CHICAGO (Reuters Health) - Endurance athletes who run extraordinarily long distances over a sustained period of time lose muscle as well as fat, and they severely impair their immune function.
That's according to data presented at the 2010 annual meeting of the Radiological Society of North America.
"If you do this type of sport, you have to know that it is very stressful for the immune system, that you will lose not only fat but muscle, and that no matter how much you eat, it will not be enough to sustain your body," Dr. Uwe Schutz, from University Hospital of Ulm, Germany, told Reuters Health.
Schutz and his team studied 44 runners as they competed in the TransEuropeFootRace, which took place from April 19 to June 21, 2009. The race started in southern Italy and ended in North Cape, Norway. Runners traversed a distance of 2,800 miles in 64 days.
Using a mobile MRI unit, the researchers studied how the runners' bodies responded to the high stress conditions of ultra-long distance running.
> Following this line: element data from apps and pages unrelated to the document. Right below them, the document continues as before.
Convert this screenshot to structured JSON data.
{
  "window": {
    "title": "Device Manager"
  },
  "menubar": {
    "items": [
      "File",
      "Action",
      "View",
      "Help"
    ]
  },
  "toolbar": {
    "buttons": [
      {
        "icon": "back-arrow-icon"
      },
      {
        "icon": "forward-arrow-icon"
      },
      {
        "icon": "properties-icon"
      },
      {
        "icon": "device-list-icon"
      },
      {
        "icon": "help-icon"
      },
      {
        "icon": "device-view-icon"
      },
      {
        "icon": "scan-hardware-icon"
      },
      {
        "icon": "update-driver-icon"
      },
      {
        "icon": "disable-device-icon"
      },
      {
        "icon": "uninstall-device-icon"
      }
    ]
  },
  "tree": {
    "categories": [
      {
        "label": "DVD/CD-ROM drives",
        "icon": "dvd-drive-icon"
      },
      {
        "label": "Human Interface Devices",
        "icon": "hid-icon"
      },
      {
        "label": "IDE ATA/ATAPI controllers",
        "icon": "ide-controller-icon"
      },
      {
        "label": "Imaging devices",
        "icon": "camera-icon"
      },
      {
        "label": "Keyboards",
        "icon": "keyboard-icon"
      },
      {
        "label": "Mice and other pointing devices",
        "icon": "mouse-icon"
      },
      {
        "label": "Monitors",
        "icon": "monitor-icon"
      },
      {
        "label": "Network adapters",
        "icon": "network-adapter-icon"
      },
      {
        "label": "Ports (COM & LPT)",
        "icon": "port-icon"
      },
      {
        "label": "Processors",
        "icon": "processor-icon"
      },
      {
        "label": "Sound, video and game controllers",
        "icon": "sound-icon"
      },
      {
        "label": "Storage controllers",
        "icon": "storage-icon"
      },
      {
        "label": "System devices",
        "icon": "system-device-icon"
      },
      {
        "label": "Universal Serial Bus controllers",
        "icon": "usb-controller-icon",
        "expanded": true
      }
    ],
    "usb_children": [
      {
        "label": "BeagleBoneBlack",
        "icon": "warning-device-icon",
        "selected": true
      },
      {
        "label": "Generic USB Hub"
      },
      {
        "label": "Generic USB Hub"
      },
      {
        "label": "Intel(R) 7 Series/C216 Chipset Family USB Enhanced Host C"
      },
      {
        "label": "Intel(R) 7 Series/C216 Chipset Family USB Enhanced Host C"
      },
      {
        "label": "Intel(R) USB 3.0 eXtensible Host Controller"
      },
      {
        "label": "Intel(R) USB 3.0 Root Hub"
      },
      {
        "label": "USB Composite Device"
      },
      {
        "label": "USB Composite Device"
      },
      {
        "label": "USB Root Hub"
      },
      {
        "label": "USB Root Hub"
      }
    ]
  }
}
They found that the runners lost an average of 5.4 percent of their body volume during the course of the race, most of which was in the first 2,000 kilometers. They lost 40 percent of their body fat in the first half of the race, and 50 percent over the duration of the race.
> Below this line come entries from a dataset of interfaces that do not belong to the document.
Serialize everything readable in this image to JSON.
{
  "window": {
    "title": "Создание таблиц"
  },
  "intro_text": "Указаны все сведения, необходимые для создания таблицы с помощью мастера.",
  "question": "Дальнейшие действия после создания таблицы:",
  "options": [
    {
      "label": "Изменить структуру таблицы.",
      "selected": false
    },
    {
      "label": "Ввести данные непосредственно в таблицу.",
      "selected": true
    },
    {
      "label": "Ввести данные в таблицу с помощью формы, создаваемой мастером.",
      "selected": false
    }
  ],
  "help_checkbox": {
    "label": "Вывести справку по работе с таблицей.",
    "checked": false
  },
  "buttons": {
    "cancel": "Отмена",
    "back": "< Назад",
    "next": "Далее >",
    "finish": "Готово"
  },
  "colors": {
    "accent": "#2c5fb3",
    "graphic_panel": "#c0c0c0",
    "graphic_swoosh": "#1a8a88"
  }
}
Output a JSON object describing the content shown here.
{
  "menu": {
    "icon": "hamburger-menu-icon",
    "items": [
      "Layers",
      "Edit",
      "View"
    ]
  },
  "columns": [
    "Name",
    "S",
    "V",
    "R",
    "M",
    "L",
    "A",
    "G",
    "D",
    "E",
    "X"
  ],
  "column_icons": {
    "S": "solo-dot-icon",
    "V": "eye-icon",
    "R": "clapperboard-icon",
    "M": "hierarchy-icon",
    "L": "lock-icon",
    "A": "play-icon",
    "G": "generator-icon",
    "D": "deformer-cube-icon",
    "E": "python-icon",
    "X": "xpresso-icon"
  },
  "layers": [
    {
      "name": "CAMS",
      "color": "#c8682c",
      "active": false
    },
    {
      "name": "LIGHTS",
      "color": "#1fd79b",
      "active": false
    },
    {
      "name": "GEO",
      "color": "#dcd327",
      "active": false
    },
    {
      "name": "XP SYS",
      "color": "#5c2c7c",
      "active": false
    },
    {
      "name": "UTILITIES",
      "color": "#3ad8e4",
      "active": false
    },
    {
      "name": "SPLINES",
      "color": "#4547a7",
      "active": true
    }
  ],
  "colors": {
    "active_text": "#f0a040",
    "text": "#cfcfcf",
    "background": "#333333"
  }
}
Surprisingly, despite the intense daily running, the runners also lost an average of seven percent of the muscle volume in their legs.
Two runners developed bone fractures, one in the pelvis, and the other in the tibia. "This shows that this amount of physical activity is too high for the body," Schutz commented.
The stress also impaired the immune system. Three runners were forced to leave the race due to rapidly growing infections. "They got a slight infection in a toe nail, and by the next day, the infection had progressed through the entire leg. This is another thing to show that it is not intelligent to do this sport," Schutz said.
The runners also lost brain volume, but this was regained a few weeks after the race, he said.
Many of the runners developed overuse injuries such as muscle strain but they continued to run despite the pain. Interestingly, the pain went away with no muscle damage.
"This is the finding that would apply most to the recreational runner or someone who runs marathons," Schutz said. "They literally ran their pain away. We usually tell runners to stop if they develop such pain, but it appears from this study that they don't have to. The problem is distinguishing the pain due to muscle inflammation from the pain due to a stress fracture, because if you continue to run on a stress fracture you may worsen it and end up with a bigger problem."